A close reading of another story that fits the topic of Travel (Driving, Carriage) invites us to consider what it means to be the central character of a story, and circles back to gender imbalance in terms of the count of female versus male protagonists as well as the proportion of words devoted to each gender. In “Johnny’s First Motor Ride,” the titular character receives a real little motor-car from his father and soon learns how to “control it with ease.” With a bonneted baby deposited in the passenger seat–possibly against the baby’s will, judging from his/her facial expression–he goes out for a ride[1]. After trying to abruptly avert a collision with Margery’s goat-chaise, however, Johnny finds his car stuck. It is at this point, where the story has run two-thirds of the way towards the end, that attention swerves to Margery. Described by her father as “a real clever little woman,” Margery is sympathetic, helpful, and resourceful. Even though it is not her fault that Johnny’s car malfunctioned, she does not abandon the stranded novice motorist. She sets to work “to harness the damaged motor-car to the goat-chaise,” which is pulled by “Nanny” the goat, and coaxed the hoofed “engine” to tow the modern vehicle home. “That was a real triumph for Nanny!”–the story concludes with the exclamation.

Whether by its title “Johnny’s First Motor Ride” or by the amount of text devoted to Johnny, the protagonist of the story is apparently a boy–to machine’s mathematical “mind” at least. I can’t predict how a human reader interprets who is the central character of the story. Margery clearly shines with what she has done, even though she doesn’t receive the most mention in the story. That the credit for the successful rescue act should go to the goat implicitly imparts a self-effacing virtue expected from females. The girl character is sidelined even in a story where she is not the damsel in distress but the heroine who saves the day.

Caballero’s computational analysis of a sizeable body of 19th-century English language children’s literature reveals a gendered landscape, tethering female characters to the domesticity and the inward, freeing male characters to the wider world away from home, enlarging the gap between endorsed masculine and feminine behavior, and bundling implicit morals and values for each gender.
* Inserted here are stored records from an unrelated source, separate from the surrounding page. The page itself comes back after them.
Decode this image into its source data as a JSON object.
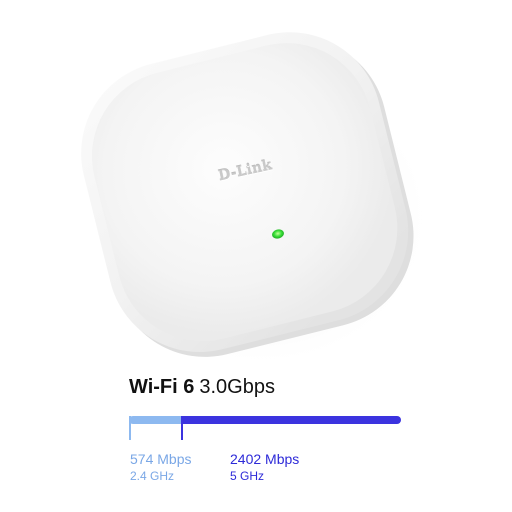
{
  "product": {
    "brand": "D-Link",
    "status_led_color": "#39e039"
  },
  "spec": {
    "standard": "Wi-Fi 6",
    "total_speed": "3.0Gbps",
    "total_mbps": 2976
  },
  "bands": [
    {
      "rate_label": "574 Mbps",
      "freq_label": "2.4 GHz",
      "mbps": 574,
      "color": "#8db9f0",
      "text_color": "#7aa7e6"
    },
    {
      "rate_label": "2402 Mbps",
      "freq_label": "5 GHz",
      "mbps": 2402,
      "color": "#3b33df",
      "text_color": "#2d2ad8"
    }
  ]
}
She brings rich complexity into her project by tracing how a large-scale analysis of over a thousand works agrees with or departs from findings based on traditional literary criticism of a limited number of canons. It is a testament to the robustness of her study that, for the five titles from the Cotsen collection–only one of which available in the dataset–the patterns still hold true and help us gain fresh insights into these dusty volumes.


[1] Johnny and his father break all the modern government regulations for driving an automobile. There is no publication date on the book. Let’s assume the story was written soon after the invention of the first automobile in 1886, before the driver’s license began to be implemented by the end of the 19th century, or before the age restriction was first introduced in Pennsylvania in 1909.


Caballero, AnneMarie. Gendered Topics: Boyhood and Girlhood in a Century of (Cotsen) Children’s Literature, Princeton University, 2023.

Mccabe, Janice, et al. “Gender in Twentieth-Century Children’s Books: Patterns of Disparity in Titles and Central Characters.” Gender & Society, vol. 25, no. 2, 2011, pp. 197-226.

Underwood, Ted, David Bamman, and Sabrina Lee. “The Transformation of Gender in English-Language Fiction.” Journal of Cultural Analytics, vol. 3, no. 2, 2018.


Datasets Curated by AnneMarie Caballero (the exact scope of each dataset is detailed on page 65 of her thesis):

The Cotsen Children’s Literature (CCL) Dataset (1021 items as of July 2023) [URL]

  • The subset of titles as found in A Catalogue of the Cotsen Children’s Library: The Nineteenth Century (416 items) [URL]
  • The subset of titles as found outside A Catalogue of the Cotsen Children’s Library: The Nineteenth Century (605 items) [URL]

Titles as found in Cotsen’s catalog but excluded from the CCL Dataset (123 items) [URL]

GitHub repository of the cleaning script for the CCL Dataset [URL]

(Edited by Andrea Immel)